▶ [ASSIGNED TASK] Copy out each line of the material in which the word "Engineer" appears.
Start of PROVIDED DATA
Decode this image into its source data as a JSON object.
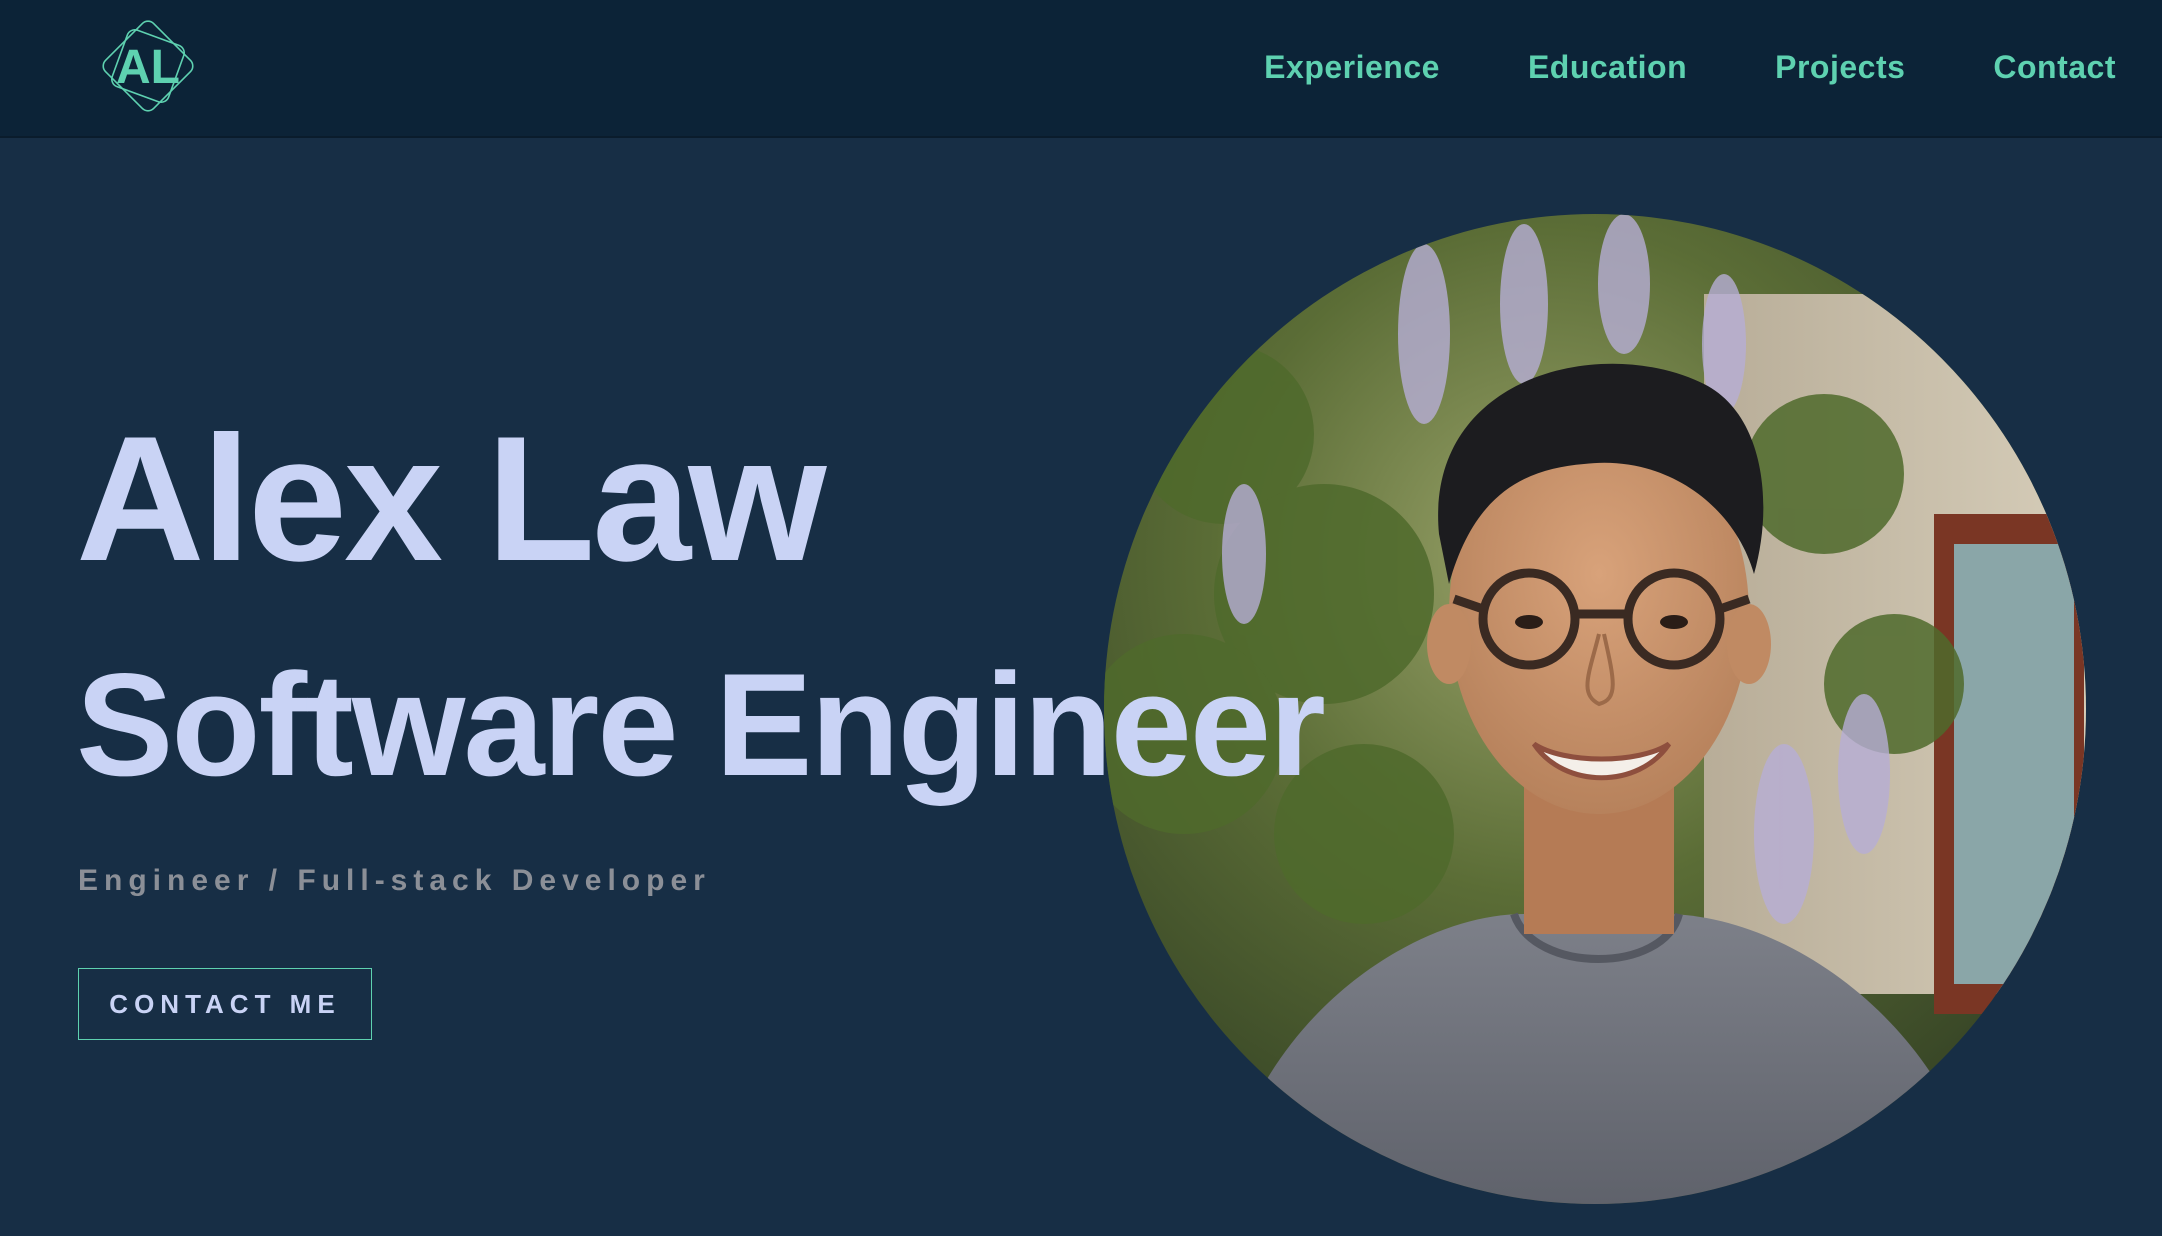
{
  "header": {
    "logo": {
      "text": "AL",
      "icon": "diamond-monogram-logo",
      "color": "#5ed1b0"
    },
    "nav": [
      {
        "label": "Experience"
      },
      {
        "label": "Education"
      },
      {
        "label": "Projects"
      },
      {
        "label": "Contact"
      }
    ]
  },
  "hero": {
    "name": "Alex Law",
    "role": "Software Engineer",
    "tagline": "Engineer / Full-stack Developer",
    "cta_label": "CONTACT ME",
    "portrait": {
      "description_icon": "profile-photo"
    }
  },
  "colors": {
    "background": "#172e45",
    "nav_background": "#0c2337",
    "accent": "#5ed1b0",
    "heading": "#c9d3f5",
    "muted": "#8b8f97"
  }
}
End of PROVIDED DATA
▶ [REPLY]
    "role": "Software Engineer",
    "tagline": "Engineer / Full-stack Developer",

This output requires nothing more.